Bottom Line: Haemophilus influenzae is an important human commensal pathogen associated with significant levels of disease.When compared by Mauve alignment these indicated groupings of H. influenzae that were consistent with previously published analyses; capsule expressing strains fell into two distinct groups and those of serotype b (Hib) were found in two closely positioned lineages.For 18 Hib strains representing both lineages we found many discrete regions (up to 40% of the total genome) displaying sequence variation when compared to a common reference strain.

View Article: PubMed Central - HTML - PubMed

Affiliation: University of Oxford Department of Paediatrics, Medical Sciences Division, John Radcliffe Hospital, Headington, Oxford, UK. .

ABSTRACT
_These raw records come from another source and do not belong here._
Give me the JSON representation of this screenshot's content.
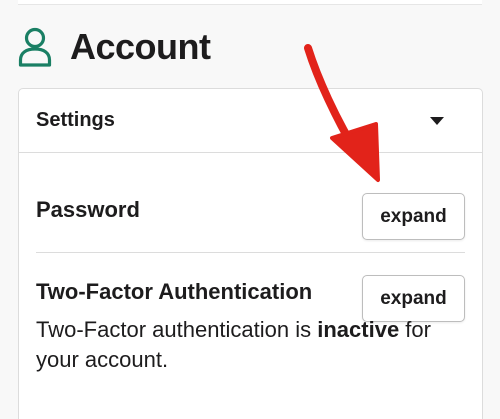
{
  "header": {
    "title": "Account",
    "icon": "user-icon",
    "icon_color": "#1a7f64"
  },
  "settings": {
    "label": "Settings",
    "caret_icon": "caret-down-icon"
  },
  "password": {
    "title": "Password",
    "button_label": "expand"
  },
  "two_factor": {
    "title": "Two-Factor Authentication",
    "button_label": "expand",
    "description_prefix": "Two-Factor authentication is ",
    "description_status": "inactive",
    "description_suffix": " for your account."
  },
  "annotation": {
    "icon": "red-arrow-icon",
    "color": "#e2231a"
  }
}
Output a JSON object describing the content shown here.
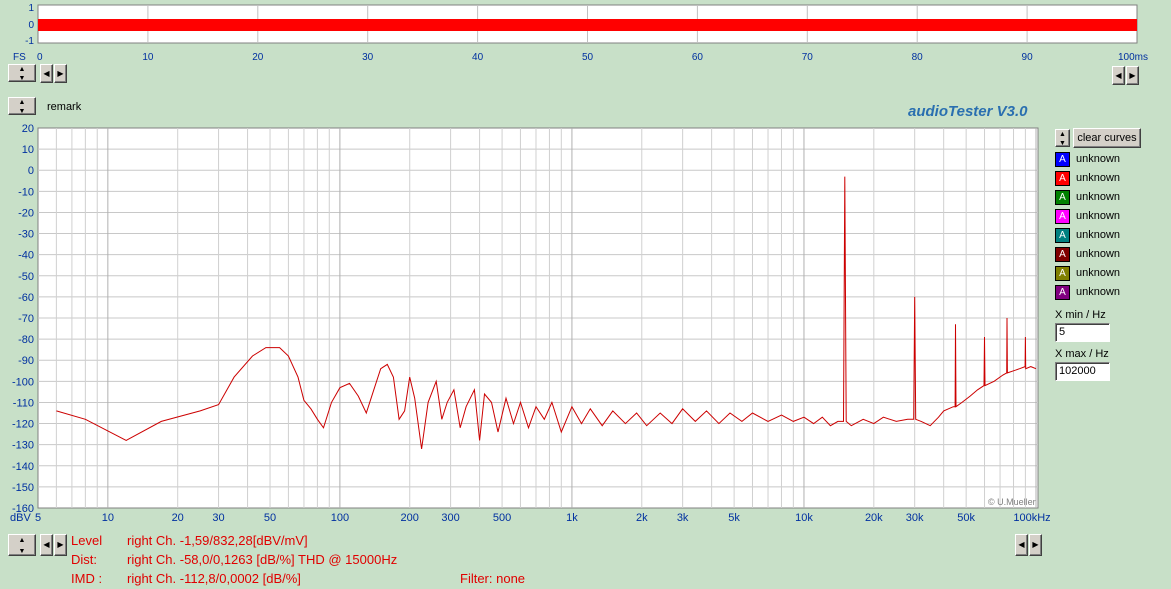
{
  "top_scope": {
    "y_ticks": [
      "1",
      "0",
      "-1"
    ],
    "x_ticks": [
      "0",
      "10",
      "20",
      "30",
      "40",
      "50",
      "60",
      "70",
      "80",
      "90",
      "100ms"
    ],
    "x_left_label": "FS",
    "trace_color": "#FF0000"
  },
  "remark_label": "remark",
  "app_title": "audioTester  V3.0",
  "clear_button_label": "clear curves",
  "legend": [
    {
      "label": "unknown",
      "letter": "A",
      "color": "#0000FF"
    },
    {
      "label": "unknown",
      "letter": "A",
      "color": "#FF0000"
    },
    {
      "label": "unknown",
      "letter": "A",
      "color": "#008000"
    },
    {
      "label": "unknown",
      "letter": "A",
      "color": "#FF00FF"
    },
    {
      "label": "unknown",
      "letter": "A",
      "color": "#008080"
    },
    {
      "label": "unknown",
      "letter": "A",
      "color": "#800000"
    },
    {
      "label": "unknown",
      "letter": "A",
      "color": "#808000"
    },
    {
      "label": "unknown",
      "letter": "A",
      "color": "#800080"
    }
  ],
  "x_min": {
    "label": "X min / Hz",
    "value": "5"
  },
  "x_max": {
    "label": "X max / Hz",
    "value": "102000"
  },
  "copyright": "© U.Mueller",
  "readouts": {
    "level_label": "Level",
    "level_value": "right Ch. -1,59/832,28[dBV/mV]",
    "dist_label": "Dist:",
    "dist_value": "right Ch. -58,0/0,1263 [dB/%] THD @ 15000Hz",
    "imd_label": "IMD :",
    "imd_value": "right Ch. -112,8/0,0002 [dB/%]",
    "filter": "Filter: none"
  },
  "chart_data": {
    "type": "line",
    "xscale": "log",
    "xlim": [
      5,
      102000
    ],
    "ylim": [
      -160,
      20
    ],
    "ylabel_unit": "dBV",
    "xunit": "kHz",
    "x_tick_labels": [
      {
        "v": 10,
        "t": "10"
      },
      {
        "v": 20,
        "t": "20"
      },
      {
        "v": 30,
        "t": "30"
      },
      {
        "v": 50,
        "t": "50"
      },
      {
        "v": 100,
        "t": "100"
      },
      {
        "v": 200,
        "t": "200"
      },
      {
        "v": 300,
        "t": "300"
      },
      {
        "v": 500,
        "t": "500"
      },
      {
        "v": 1000,
        "t": "1k"
      },
      {
        "v": 2000,
        "t": "2k"
      },
      {
        "v": 3000,
        "t": "3k"
      },
      {
        "v": 5000,
        "t": "5k"
      },
      {
        "v": 10000,
        "t": "10k"
      },
      {
        "v": 20000,
        "t": "20k"
      },
      {
        "v": 30000,
        "t": "30k"
      },
      {
        "v": 50000,
        "t": "50k"
      },
      {
        "v": 100000,
        "t": "100kHz"
      }
    ],
    "x_first_label": "5",
    "y_ticks": [
      20,
      10,
      0,
      -10,
      -20,
      -30,
      -40,
      -50,
      -60,
      -70,
      -80,
      -90,
      -100,
      -110,
      -120,
      -130,
      -140,
      -150,
      -160
    ],
    "grid": true,
    "series": [
      {
        "color": "#CC0000",
        "points": [
          [
            6,
            -114
          ],
          [
            8,
            -118
          ],
          [
            12,
            -128
          ],
          [
            17,
            -119
          ],
          [
            25,
            -114
          ],
          [
            30,
            -111
          ],
          [
            35,
            -98
          ],
          [
            42,
            -88
          ],
          [
            48,
            -84
          ],
          [
            55,
            -84
          ],
          [
            60,
            -88
          ],
          [
            66,
            -98
          ],
          [
            70,
            -109
          ],
          [
            75,
            -113
          ],
          [
            80,
            -118
          ],
          [
            85,
            -122
          ],
          [
            92,
            -110
          ],
          [
            100,
            -103
          ],
          [
            110,
            -101
          ],
          [
            120,
            -107
          ],
          [
            130,
            -115
          ],
          [
            140,
            -104
          ],
          [
            150,
            -94
          ],
          [
            160,
            -92
          ],
          [
            170,
            -98
          ],
          [
            180,
            -118
          ],
          [
            190,
            -114
          ],
          [
            200,
            -98
          ],
          [
            210,
            -108
          ],
          [
            225,
            -132
          ],
          [
            240,
            -110
          ],
          [
            260,
            -100
          ],
          [
            275,
            -118
          ],
          [
            290,
            -110
          ],
          [
            310,
            -104
          ],
          [
            330,
            -122
          ],
          [
            350,
            -112
          ],
          [
            380,
            -104
          ],
          [
            400,
            -128
          ],
          [
            420,
            -106
          ],
          [
            450,
            -110
          ],
          [
            480,
            -124
          ],
          [
            520,
            -108
          ],
          [
            560,
            -120
          ],
          [
            600,
            -110
          ],
          [
            650,
            -122
          ],
          [
            700,
            -112
          ],
          [
            760,
            -118
          ],
          [
            820,
            -110
          ],
          [
            900,
            -124
          ],
          [
            1000,
            -112
          ],
          [
            1100,
            -120
          ],
          [
            1200,
            -113
          ],
          [
            1350,
            -121
          ],
          [
            1500,
            -114
          ],
          [
            1700,
            -120
          ],
          [
            1900,
            -115
          ],
          [
            2100,
            -121
          ],
          [
            2400,
            -115
          ],
          [
            2700,
            -120
          ],
          [
            3000,
            -113
          ],
          [
            3400,
            -119
          ],
          [
            3800,
            -114
          ],
          [
            4300,
            -120
          ],
          [
            4800,
            -115
          ],
          [
            5400,
            -119
          ],
          [
            6000,
            -115
          ],
          [
            7000,
            -119
          ],
          [
            8000,
            -116
          ],
          [
            9000,
            -119
          ],
          [
            10000,
            -117
          ],
          [
            11000,
            -120
          ],
          [
            12000,
            -117
          ],
          [
            13000,
            -121
          ],
          [
            14000,
            -119
          ],
          [
            14800,
            -119
          ],
          [
            15000,
            -3
          ],
          [
            15200,
            -119
          ],
          [
            16000,
            -121
          ],
          [
            18000,
            -118
          ],
          [
            20000,
            -120
          ],
          [
            22000,
            -117
          ],
          [
            25000,
            -119
          ],
          [
            28000,
            -118
          ],
          [
            29700,
            -118
          ],
          [
            30000,
            -60
          ],
          [
            30300,
            -118
          ],
          [
            32000,
            -119
          ],
          [
            35000,
            -121
          ],
          [
            38000,
            -117
          ],
          [
            40000,
            -114
          ],
          [
            44000,
            -112
          ],
          [
            44800,
            -112
          ],
          [
            45000,
            -73
          ],
          [
            45200,
            -112
          ],
          [
            48000,
            -110
          ],
          [
            52000,
            -107
          ],
          [
            56000,
            -104
          ],
          [
            59700,
            -102
          ],
          [
            60000,
            -79
          ],
          [
            60300,
            -102
          ],
          [
            66000,
            -100
          ],
          [
            72000,
            -97
          ],
          [
            74800,
            -96
          ],
          [
            75000,
            -70
          ],
          [
            75300,
            -96
          ],
          [
            80000,
            -95
          ],
          [
            85000,
            -94
          ],
          [
            89700,
            -93
          ],
          [
            90000,
            -79
          ],
          [
            90300,
            -94
          ],
          [
            95000,
            -93
          ],
          [
            100000,
            -94
          ]
        ]
      }
    ]
  }
}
Background: Haemophilus influenzae is an important human commensal pathogen associated with significant levels of disease. High-throughput DNA sequencing was used to investigate differences in genome content within this species.

Results: Genomic DNA sequence was obtained from 85 strains of H. influenzae and from other related species, selected based on geographical site of isolation, disease association and documented genotypic and phenotypic differences. When compared by Mauve alignment these indicated groupings of H. influenzae that were consistent with previously published analyses; capsule expressing strains fell into two distinct groups and those of serotype b (Hib) were found in two closely positioned lineages. For 18 Hib strains representing both lineages we found many discrete regions (up to 40% of the total genome) displaying sequence variation when compared to a common reference strain. Evidence that this naturally occurring pattern of inter-strain variation in H. influenzae can be mediated by transformation was obtained through sequencing DNA obtained from a pool of 200 independent transformants of a recipient (strain Rd) using donor DNA from a heterologous Hib strain (Eagan).

Conclusion: Much of the inter-strain variation in genome sequence in H. influenzae is likely the result of inter-strain exchanges of DNA, most plausibly through transformation.

Show MeSH
Related in: MedlinePlus